TASK DETAILS:
Each record below is to be output unchanged, and any picture is to be dropped.

TASK DATA:
══════════
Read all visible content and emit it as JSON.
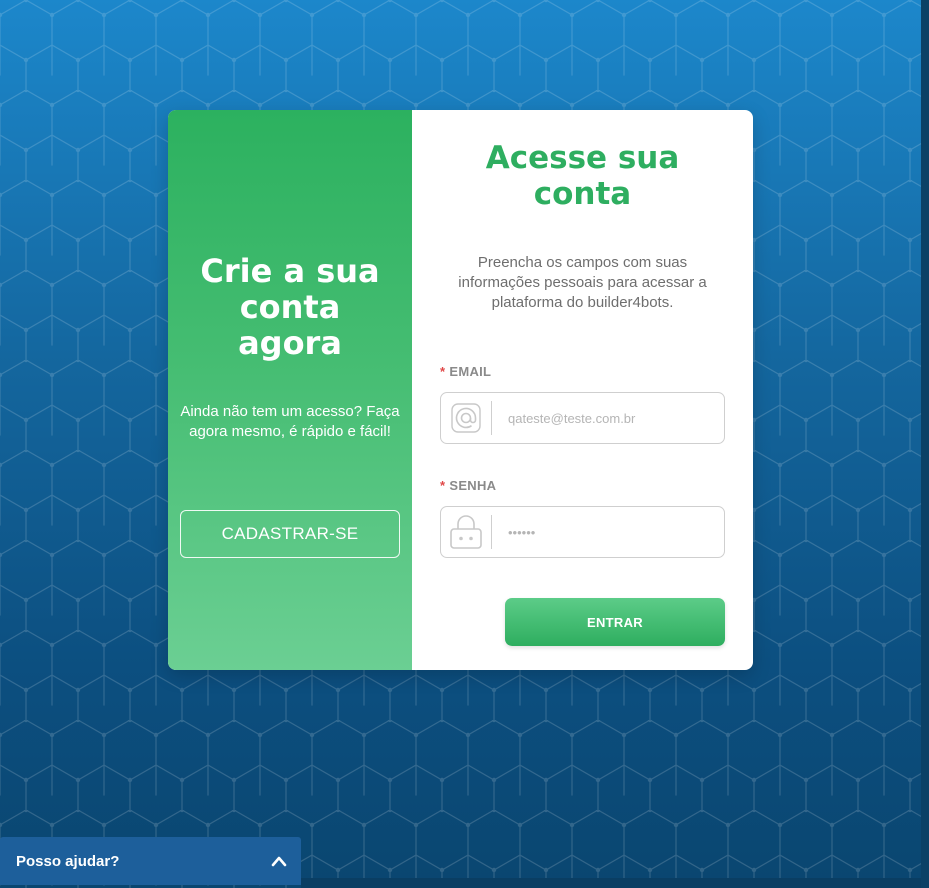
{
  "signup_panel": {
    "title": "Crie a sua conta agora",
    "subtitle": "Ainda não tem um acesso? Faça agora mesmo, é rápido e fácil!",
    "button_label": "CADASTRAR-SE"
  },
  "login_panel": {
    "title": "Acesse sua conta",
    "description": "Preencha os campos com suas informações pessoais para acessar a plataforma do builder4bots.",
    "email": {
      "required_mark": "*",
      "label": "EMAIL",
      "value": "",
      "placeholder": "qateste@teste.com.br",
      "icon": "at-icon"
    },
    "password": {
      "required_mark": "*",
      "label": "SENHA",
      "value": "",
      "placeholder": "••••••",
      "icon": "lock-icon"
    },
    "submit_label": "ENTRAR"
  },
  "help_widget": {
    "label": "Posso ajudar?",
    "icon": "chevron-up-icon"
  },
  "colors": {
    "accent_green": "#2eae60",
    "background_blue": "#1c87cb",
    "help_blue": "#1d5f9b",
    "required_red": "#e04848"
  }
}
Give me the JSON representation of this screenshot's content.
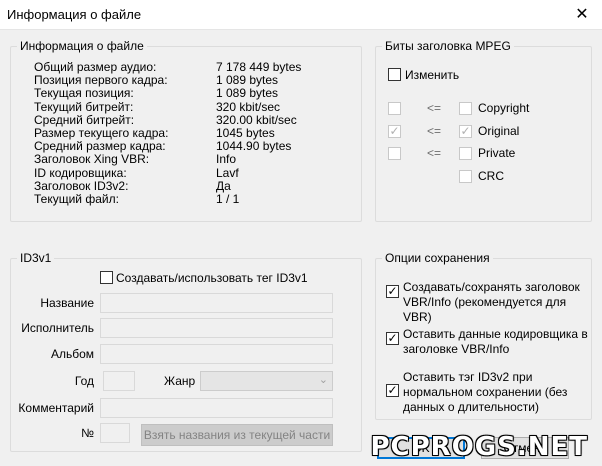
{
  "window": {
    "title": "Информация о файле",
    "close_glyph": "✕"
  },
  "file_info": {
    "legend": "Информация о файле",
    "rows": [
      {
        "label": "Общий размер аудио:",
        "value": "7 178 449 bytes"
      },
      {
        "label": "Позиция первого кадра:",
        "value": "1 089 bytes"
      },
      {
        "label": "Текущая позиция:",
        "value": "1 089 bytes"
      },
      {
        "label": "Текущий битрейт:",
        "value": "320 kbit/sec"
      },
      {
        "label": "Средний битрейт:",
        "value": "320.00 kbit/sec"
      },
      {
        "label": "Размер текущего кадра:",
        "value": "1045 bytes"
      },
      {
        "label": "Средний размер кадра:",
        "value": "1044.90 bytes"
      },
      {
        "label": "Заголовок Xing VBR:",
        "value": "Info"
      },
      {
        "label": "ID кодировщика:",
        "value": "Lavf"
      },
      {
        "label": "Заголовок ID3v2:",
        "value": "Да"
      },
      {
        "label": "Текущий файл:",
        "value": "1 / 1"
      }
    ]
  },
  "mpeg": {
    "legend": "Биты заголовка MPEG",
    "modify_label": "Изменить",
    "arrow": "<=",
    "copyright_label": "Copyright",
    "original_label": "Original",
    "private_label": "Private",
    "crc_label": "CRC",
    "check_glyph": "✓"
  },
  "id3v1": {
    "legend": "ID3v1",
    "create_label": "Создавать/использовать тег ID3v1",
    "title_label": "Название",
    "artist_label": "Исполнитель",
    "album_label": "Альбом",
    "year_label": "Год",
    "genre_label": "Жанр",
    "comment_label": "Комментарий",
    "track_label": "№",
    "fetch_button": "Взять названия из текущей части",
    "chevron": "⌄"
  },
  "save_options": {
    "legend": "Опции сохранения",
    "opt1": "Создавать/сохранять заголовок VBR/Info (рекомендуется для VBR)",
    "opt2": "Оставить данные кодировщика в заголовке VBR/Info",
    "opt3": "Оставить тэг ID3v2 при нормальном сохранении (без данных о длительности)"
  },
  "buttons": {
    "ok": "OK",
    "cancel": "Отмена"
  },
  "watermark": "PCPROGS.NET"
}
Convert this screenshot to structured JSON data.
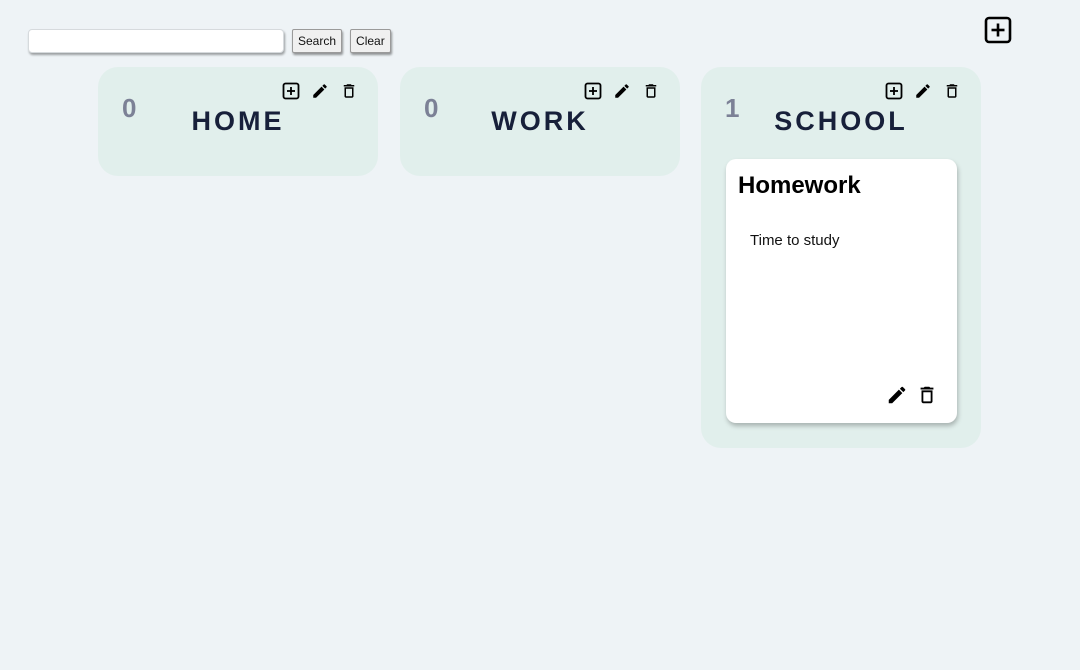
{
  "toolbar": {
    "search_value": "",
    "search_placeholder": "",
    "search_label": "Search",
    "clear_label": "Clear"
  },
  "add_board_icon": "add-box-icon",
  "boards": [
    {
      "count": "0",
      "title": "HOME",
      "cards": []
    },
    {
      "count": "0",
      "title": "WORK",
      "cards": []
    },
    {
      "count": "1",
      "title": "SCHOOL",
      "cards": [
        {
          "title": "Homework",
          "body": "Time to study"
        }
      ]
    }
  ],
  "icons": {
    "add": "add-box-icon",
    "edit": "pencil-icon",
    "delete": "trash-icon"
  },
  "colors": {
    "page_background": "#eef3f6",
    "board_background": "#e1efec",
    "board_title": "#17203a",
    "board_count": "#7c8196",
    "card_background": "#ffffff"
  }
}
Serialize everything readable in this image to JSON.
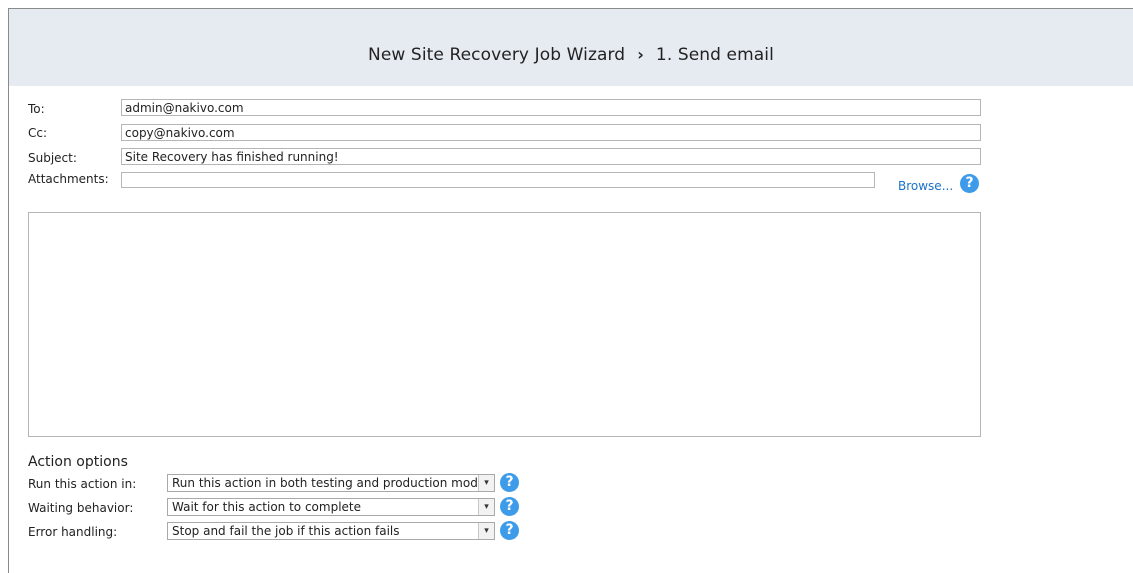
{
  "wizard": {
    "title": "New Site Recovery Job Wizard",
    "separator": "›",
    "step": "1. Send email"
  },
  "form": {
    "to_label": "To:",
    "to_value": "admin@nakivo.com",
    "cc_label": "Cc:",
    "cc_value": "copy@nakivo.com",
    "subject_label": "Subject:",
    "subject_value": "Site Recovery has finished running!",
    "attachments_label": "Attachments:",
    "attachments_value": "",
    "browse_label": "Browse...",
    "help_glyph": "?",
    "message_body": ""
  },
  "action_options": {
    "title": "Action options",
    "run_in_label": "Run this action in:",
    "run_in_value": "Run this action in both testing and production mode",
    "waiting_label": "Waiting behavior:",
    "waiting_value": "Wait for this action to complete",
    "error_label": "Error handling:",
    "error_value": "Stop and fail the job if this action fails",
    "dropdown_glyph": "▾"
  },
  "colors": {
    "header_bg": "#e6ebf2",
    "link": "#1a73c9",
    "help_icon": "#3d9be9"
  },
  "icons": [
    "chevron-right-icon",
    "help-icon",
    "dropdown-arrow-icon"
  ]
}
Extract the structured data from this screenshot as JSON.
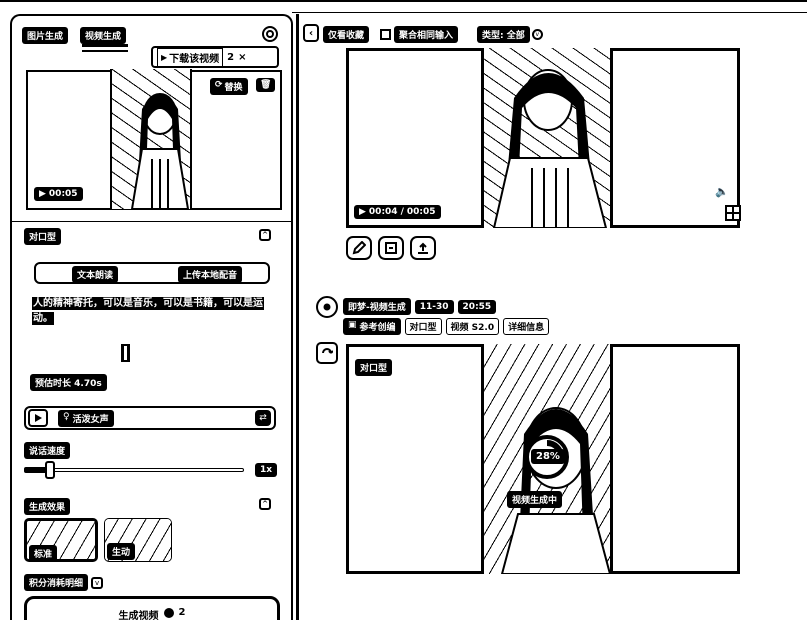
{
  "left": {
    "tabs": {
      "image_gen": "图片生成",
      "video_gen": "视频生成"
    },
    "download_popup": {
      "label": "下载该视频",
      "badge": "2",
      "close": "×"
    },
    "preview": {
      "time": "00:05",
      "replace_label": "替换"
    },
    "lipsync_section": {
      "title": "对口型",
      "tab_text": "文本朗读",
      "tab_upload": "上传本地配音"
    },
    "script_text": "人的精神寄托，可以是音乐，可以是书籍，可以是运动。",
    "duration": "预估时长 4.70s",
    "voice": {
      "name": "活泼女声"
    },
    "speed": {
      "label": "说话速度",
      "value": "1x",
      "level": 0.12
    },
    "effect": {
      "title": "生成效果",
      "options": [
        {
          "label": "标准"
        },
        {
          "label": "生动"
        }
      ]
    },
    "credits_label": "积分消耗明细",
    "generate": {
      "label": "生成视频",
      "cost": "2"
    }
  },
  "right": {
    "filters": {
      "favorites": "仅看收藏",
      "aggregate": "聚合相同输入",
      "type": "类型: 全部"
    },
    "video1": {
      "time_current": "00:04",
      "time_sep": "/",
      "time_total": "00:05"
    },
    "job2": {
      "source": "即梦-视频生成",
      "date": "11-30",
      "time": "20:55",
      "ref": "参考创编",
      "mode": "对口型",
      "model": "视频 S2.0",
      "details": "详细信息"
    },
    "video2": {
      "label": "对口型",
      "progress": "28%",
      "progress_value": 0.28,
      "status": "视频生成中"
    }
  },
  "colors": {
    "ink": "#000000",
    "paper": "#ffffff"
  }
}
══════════
RESPONSE TO THE EXERCISE:
Read all visible content and emit it as JSON.
{
  "signup_panel": {
    "title": "Crie a sua conta agora",
    "subtitle": "Ainda não tem um acesso? Faça agora mesmo, é rápido e fácil!",
    "button_label": "CADASTRAR-SE"
  },
  "login_panel": {
    "title": "Acesse sua conta",
    "description": "Preencha os campos com suas informações pessoais para acessar a plataforma do builder4bots.",
    "email": {
      "required_mark": "*",
      "label": "EMAIL",
      "value": "",
      "placeholder": "qateste@teste.com.br",
      "icon": "at-icon"
    },
    "password": {
      "required_mark": "*",
      "label": "SENHA",
      "value": "",
      "placeholder": "••••••",
      "icon": "lock-icon"
    },
    "submit_label": "ENTRAR"
  },
  "help_widget": {
    "label": "Posso ajudar?",
    "icon": "chevron-up-icon"
  },
  "colors": {
    "accent_green": "#2eae60",
    "background_blue": "#1c87cb",
    "help_blue": "#1d5f9b",
    "required_red": "#e04848"
  }
}
Give me the JSON representation of this screenshot's content.
{
  "window": {
    "title": "Информация о файле",
    "close_glyph": "✕"
  },
  "file_info": {
    "legend": "Информация о файле",
    "rows": [
      {
        "label": "Общий размер аудио:",
        "value": "7 178 449 bytes"
      },
      {
        "label": "Позиция первого кадра:",
        "value": "1 089 bytes"
      },
      {
        "label": "Текущая позиция:",
        "value": "1 089 bytes"
      },
      {
        "label": "Текущий битрейт:",
        "value": "320 kbit/sec"
      },
      {
        "label": "Средний битрейт:",
        "value": "320.00 kbit/sec"
      },
      {
        "label": "Размер текущего кадра:",
        "value": "1045 bytes"
      },
      {
        "label": "Средний размер кадра:",
        "value": "1044.90 bytes"
      },
      {
        "label": "Заголовок Xing VBR:",
        "value": "Info"
      },
      {
        "label": "ID кодировщика:",
        "value": "Lavf"
      },
      {
        "label": "Заголовок ID3v2:",
        "value": "Да"
      },
      {
        "label": "Текущий файл:",
        "value": "1 / 1"
      }
    ]
  },
  "mpeg": {
    "legend": "Биты заголовка MPEG",
    "modify_label": "Изменить",
    "arrow": "<=",
    "copyright_label": "Copyright",
    "original_label": "Original",
    "private_label": "Private",
    "crc_label": "CRC",
    "check_glyph": "✓"
  },
  "id3v1": {
    "legend": "ID3v1",
    "create_label": "Создавать/использовать тег ID3v1",
    "title_label": "Название",
    "artist_label": "Исполнитель",
    "album_label": "Альбом",
    "year_label": "Год",
    "genre_label": "Жанр",
    "comment_label": "Комментарий",
    "track_label": "№",
    "fetch_button": "Взять названия из текущей части",
    "chevron": "⌄"
  },
  "save_options": {
    "legend": "Опции сохранения",
    "opt1": "Создавать/сохранять заголовок VBR/Info (рекомендуется для VBR)",
    "opt2": "Оставить данные кодировщика в заголовке VBR/Info",
    "opt3": "Оставить тэг ID3v2 при нормальном сохранении (без данных о длительности)"
  },
  "buttons": {
    "ok": "OK",
    "cancel": "Отмена"
  },
  "watermark": "PCPROGS.NET"
}
Convert this screenshot to structured JSON data.
{
  "toolbar": {
    "search_value": "",
    "search_placeholder": "",
    "search_label": "Search",
    "clear_label": "Clear"
  },
  "add_board_icon": "add-box-icon",
  "boards": [
    {
      "count": "0",
      "title": "HOME",
      "cards": []
    },
    {
      "count": "0",
      "title": "WORK",
      "cards": []
    },
    {
      "count": "1",
      "title": "SCHOOL",
      "cards": [
        {
          "title": "Homework",
          "body": "Time to study"
        }
      ]
    }
  ],
  "icons": {
    "add": "add-box-icon",
    "edit": "pencil-icon",
    "delete": "trash-icon"
  },
  "colors": {
    "page_background": "#eef3f6",
    "board_background": "#e1efec",
    "board_title": "#17203a",
    "board_count": "#7c8196",
    "card_background": "#ffffff"
  }
}
Serialize everything readable in this image to JSON.
{
  "wizard": {
    "title": "New Site Recovery Job Wizard",
    "separator": "›",
    "step": "1. Send email"
  },
  "form": {
    "to_label": "To:",
    "to_value": "admin@nakivo.com",
    "cc_label": "Cc:",
    "cc_value": "copy@nakivo.com",
    "subject_label": "Subject:",
    "subject_value": "Site Recovery has finished running!",
    "attachments_label": "Attachments:",
    "attachments_value": "",
    "browse_label": "Browse...",
    "help_glyph": "?",
    "message_body": ""
  },
  "action_options": {
    "title": "Action options",
    "run_in_label": "Run this action in:",
    "run_in_value": "Run this action in both testing and production mode",
    "waiting_label": "Waiting behavior:",
    "waiting_value": "Wait for this action to complete",
    "error_label": "Error handling:",
    "error_value": "Stop and fail the job if this action fails",
    "dropdown_glyph": "▾"
  },
  "colors": {
    "header_bg": "#e6ebf2",
    "link": "#1a73c9",
    "help_icon": "#3d9be9"
  },
  "icons": [
    "chevron-right-icon",
    "help-icon",
    "dropdown-arrow-icon"
  ]
}
Extract the structured data from this screenshot as JSON.
{
  "left": {
    "tabs": {
      "image_gen": "图片生成",
      "video_gen": "视频生成"
    },
    "download_popup": {
      "label": "下载该视频",
      "badge": "2",
      "close": "×"
    },
    "preview": {
      "time": "00:05",
      "replace_label": "替换"
    },
    "lipsync_section": {
      "title": "对口型",
      "tab_text": "文本朗读",
      "tab_upload": "上传本地配音"
    },
    "script_text": "人的精神寄托，可以是音乐，可以是书籍，可以是运动。",
    "duration": "预估时长 4.70s",
    "voice": {
      "name": "活泼女声"
    },
    "speed": {
      "label": "说话速度",
      "value": "1x",
      "level": 0.12
    },
    "effect": {
      "title": "生成效果",
      "options": [
        {
          "label": "标准"
        },
        {
          "label": "生动"
        }
      ]
    },
    "credits_label": "积分消耗明细",
    "generate": {
      "label": "生成视频",
      "cost": "2"
    }
  },
  "right": {
    "filters": {
      "favorites": "仅看收藏",
      "aggregate": "聚合相同输入",
      "type": "类型: 全部"
    },
    "video1": {
      "time_current": "00:04",
      "time_sep": "/",
      "time_total": "00:05"
    },
    "job2": {
      "source": "即梦-视频生成",
      "date": "11-30",
      "time": "20:55",
      "ref": "参考创编",
      "mode": "对口型",
      "model": "视频 S2.0",
      "details": "详细信息"
    },
    "video2": {
      "label": "对口型",
      "progress": "28%",
      "progress_value": 0.28,
      "status": "视频生成中"
    }
  },
  "colors": {
    "ink": "#000000",
    "paper": "#ffffff"
  }
}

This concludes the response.